Make Time For What’s Important
A few years ago I examined how I spent my time. I quickly learned that I spent a minimum of 60 hours a week working. This didn’t include commuting time. I wasn’t communicating with my family, I wasn’t exercising and taking care of myself, all I did was the bidding of my employer.
I needed more quality time with my family and for myself.
Time is short. No matter who we are, what we do, where we come from or what we hope to do, time marches on. Even the holidays can preclude putting time into what matters most. Many of us, rather than spending time with those we love, are fulfilling obligations and traditions that were created for us in another time or place. We may spend holidays with those that bring out anything in us but holiday cheer. No one is entitled to anything, least of all toxic people. Gently eliminate those that impede you from accomplishing what matters most.

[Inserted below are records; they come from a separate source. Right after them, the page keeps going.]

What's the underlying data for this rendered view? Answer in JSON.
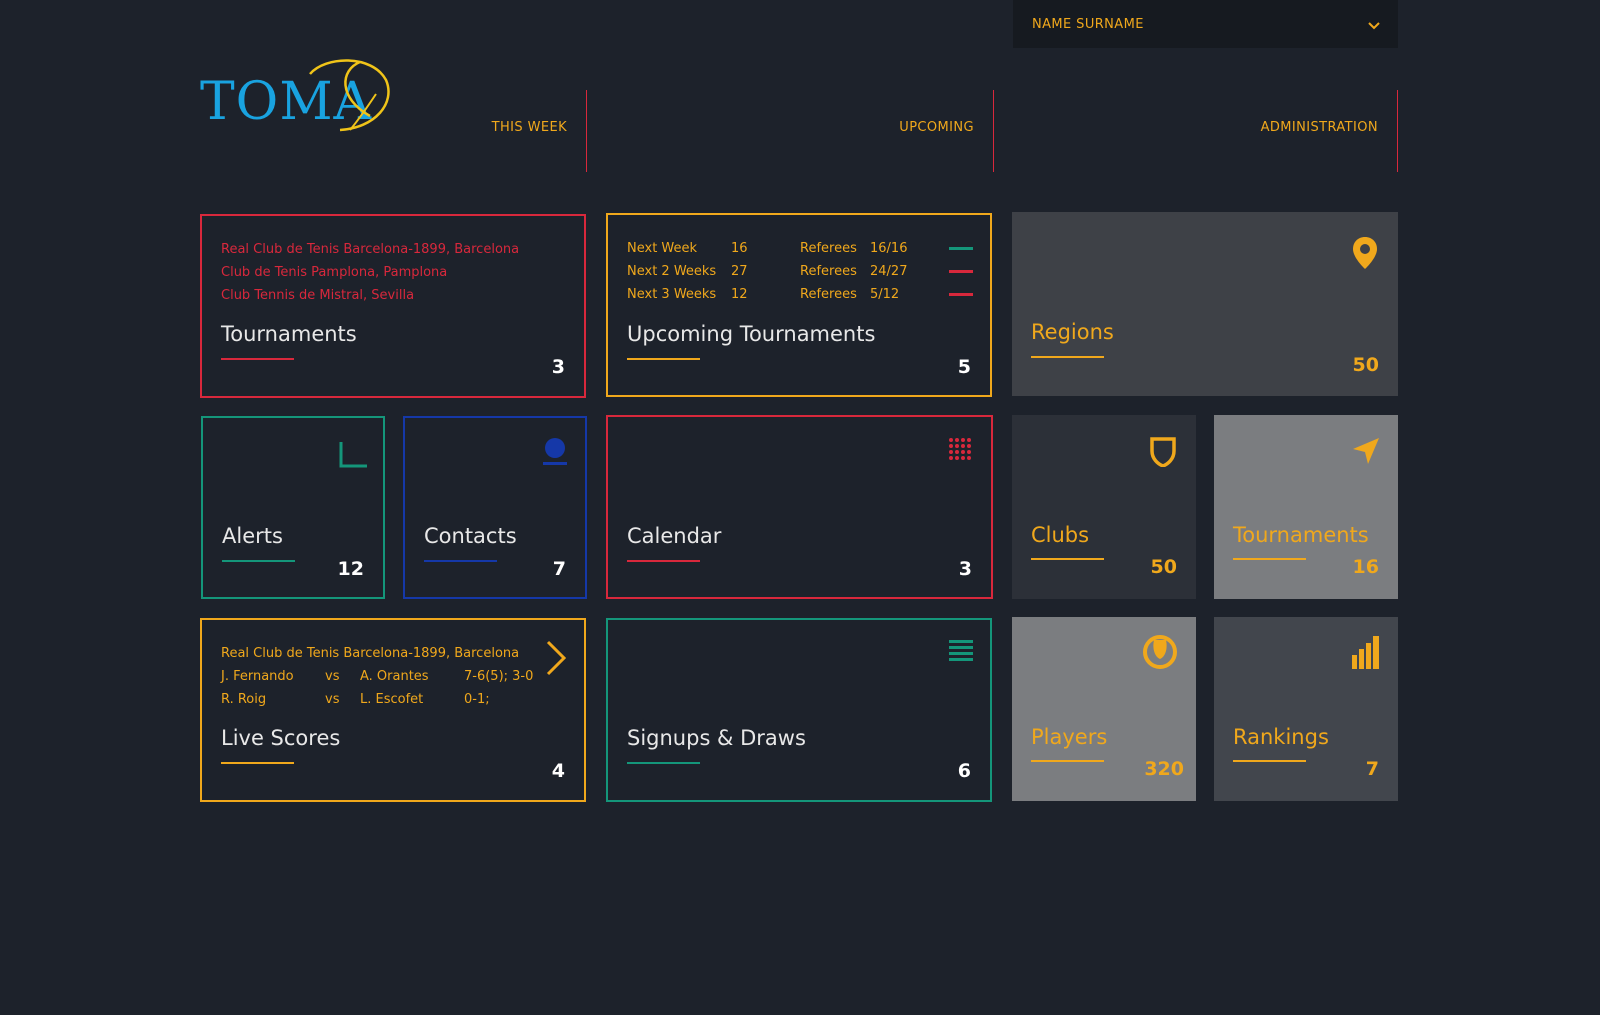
{
  "user": {
    "name": "NAME SURNAME"
  },
  "logo": {
    "text": "TOMA"
  },
  "nav": [
    {
      "label": "THIS WEEK"
    },
    {
      "label": "UPCOMING"
    },
    {
      "label": "ADMINISTRATION"
    }
  ],
  "tournaments": {
    "title": "Tournaments",
    "count": "3",
    "clubs": [
      "Real Club de Tenis Barcelona-1899, Barcelona",
      "Club de Tenis Pamplona, Pamplona",
      "Club Tennis de Mistral, Sevilla"
    ]
  },
  "upcoming": {
    "title": "Upcoming Tournaments",
    "count": "5",
    "rows": [
      {
        "period": "Next Week",
        "num": "16",
        "label": "Referees",
        "ratio": "16/16",
        "status_color": "#14967a"
      },
      {
        "period": "Next 2 Weeks",
        "num": "27",
        "label": "Referees",
        "ratio": "24/27",
        "status_color": "#d8283c"
      },
      {
        "period": "Next 3 Weeks",
        "num": "12",
        "label": "Referees",
        "ratio": "5/12",
        "status_color": "#d8283c"
      }
    ]
  },
  "regions": {
    "title": "Regions",
    "count": "50"
  },
  "alerts": {
    "title": "Alerts",
    "count": "12"
  },
  "contacts": {
    "title": "Contacts",
    "count": "7"
  },
  "calendar": {
    "title": "Calendar",
    "count": "3"
  },
  "clubs": {
    "title": "Clubs",
    "count": "50"
  },
  "tournaments_admin": {
    "title": "Tournaments",
    "count": "16"
  },
  "live_scores": {
    "title": "Live Scores",
    "count": "4",
    "club": "Real Club de Tenis Barcelona-1899, Barcelona",
    "matches": [
      {
        "p1": "J. Fernando",
        "vs": "vs",
        "p2": "A. Orantes",
        "score": "7-6(5); 3-0"
      },
      {
        "p1": "R. Roig",
        "vs": "vs",
        "p2": "L. Escofet",
        "score": "0-1;"
      }
    ]
  },
  "signups": {
    "title": "Signups & Draws",
    "count": "6"
  },
  "players": {
    "title": "Players",
    "count": "320"
  },
  "rankings": {
    "title": "Rankings",
    "count": "7"
  },
  "colors": {
    "background": "#1d222b",
    "accent": "#f0a81c",
    "red": "#d8283c",
    "green": "#14967a",
    "blue": "#1538a8",
    "logo_blue": "#19a3e0"
  },
  "icons": {
    "user_menu": "chevron-down-icon",
    "regions": "map-pin-icon",
    "alerts": "corner-icon",
    "contacts": "user-icon",
    "calendar": "grid-dots-icon",
    "clubs": "shield-icon",
    "tournaments_admin": "navigation-arrow-icon",
    "live_scores": "chevron-right-icon",
    "signups": "list-icon",
    "players": "tennis-ball-icon",
    "rankings": "bar-chart-icon"
  }
}
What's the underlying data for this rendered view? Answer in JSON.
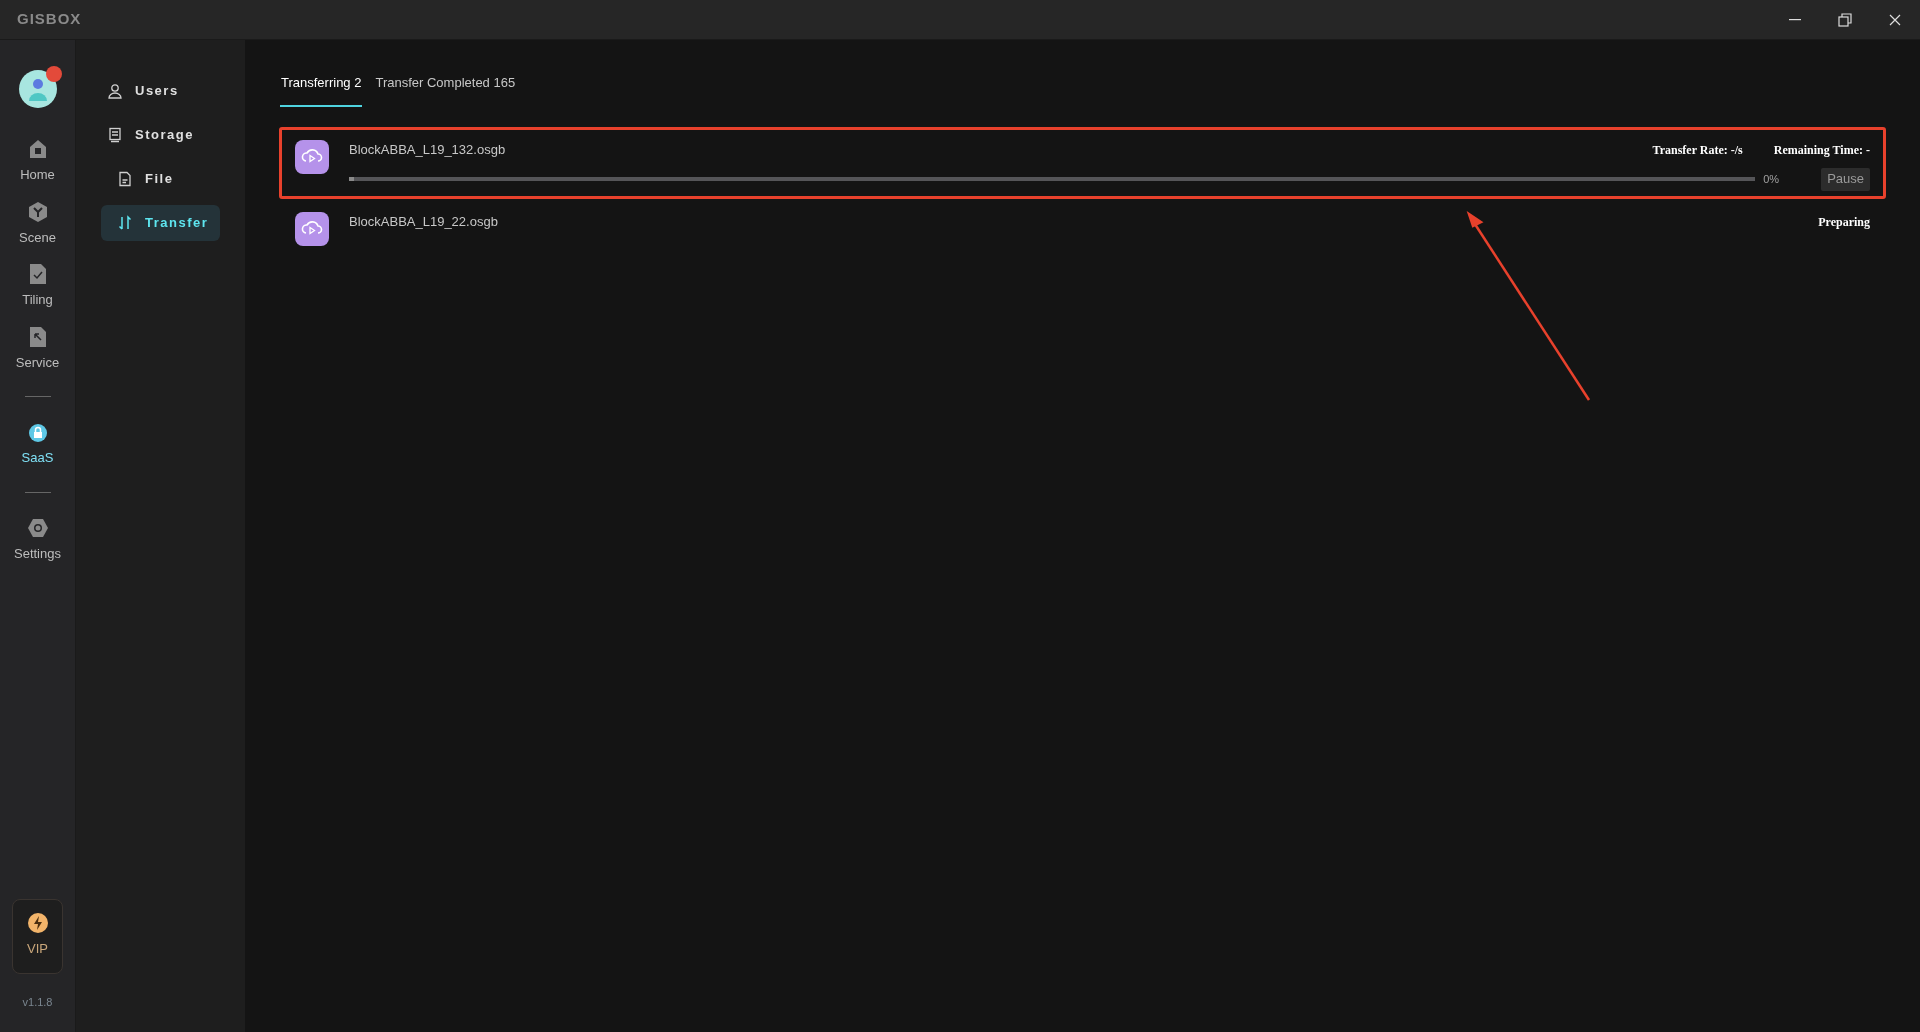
{
  "window": {
    "logo": "GISBOX"
  },
  "rail": {
    "items": [
      {
        "label": "Home",
        "selected": false
      },
      {
        "label": "Scene",
        "selected": false
      },
      {
        "label": "Tiling",
        "selected": false
      },
      {
        "label": "Service",
        "selected": false
      },
      {
        "label": "SaaS",
        "selected": true
      },
      {
        "label": "Settings",
        "selected": false
      }
    ],
    "vip": "VIP",
    "version": "v1.1.8"
  },
  "sidebar": {
    "items": [
      {
        "label": "Users",
        "selected": false
      },
      {
        "label": "Storage",
        "selected": false,
        "children": [
          {
            "label": "File",
            "selected": false
          },
          {
            "label": "Transfer",
            "selected": true
          }
        ]
      }
    ]
  },
  "tabs": [
    {
      "label": "Transferring 2",
      "selected": true
    },
    {
      "label": "Transfer Completed 165",
      "selected": false
    }
  ],
  "transfers": [
    {
      "kind": "active",
      "name": "BlockABBA_L19_132.osgb",
      "rate": "Transfer Rate: -/s",
      "remaining": "Remaining Time: -",
      "level": 0,
      "percent": "0%",
      "button": "Pause",
      "highlighted": true
    },
    {
      "kind": "waiting",
      "name": "BlockABBA_L19_22.osgb",
      "status": "Preparing",
      "highlighted": false
    }
  ]
}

Traditions are important, but they need to be evaluated regularly. Upon review, they should be discarded or renewed in light of changes in our circumstances. Nothing matters more than family. It’s important that the family you’re prioritizing is the one closest to you. That typically means your spouse and children. Under no circumstances should they be pushed aside for work, play or holidays.
There are time-tested ways that many have used to determine what is important to them and what they should do to support that importance. Once you’ve identified what you want to do, or better yet, what you feel you MUST do, we can help you achieve those goals.
Please take a moment to reflect on these suggestions:
1. Where do you spend your time? What you do and when you do it is one of the best indicators of what you view as important. Are you hanging with your buddies or are you outside playing with the kids? Do you and your wife take frequent trips or do you spend all your time at the office? People should matter most of all. While there is an obligation to provide for these people, you need not spend all your time making money. It’s possible to both provide for them and be with them.
2. Where is your money spent? When you do something very costly, e., a significant purchase most people take the decision very seriously. However, with smaller purchases, things tend to get away from us. Who cares about that $7.00 at the fast food restaurant? What’s the point of saving the $5.00 you’re about to spend on a lotto ticket? I NEED to see that movie, and, once I’m in there, how am I going to enjoy the show without the $9.00 popcorn and the $7.00 soda?
Must you always have the latest and greatest toy, or do you tithe and support charities? Doing both is possible.
3. What do you think about when your thoughts stray? When you daydream at your desk or find yourself waiting in a long line or just doing nothing, what occurs to you? Proverbs 23:7 says:
“For as he thinks within himself, so he is.”
You can be a generous person, you can be a sharing person, you can be the person you dream of becoming. We can help.
4. When you are gone, what will be your legacy? This can be the most troubling question of all. What will remain when you’re a memory. Will there be a hospital wing named after you or will your ashes be scattered never to be thought of again. The former is incredible, the latter is typical. Let us help you accomplish the former.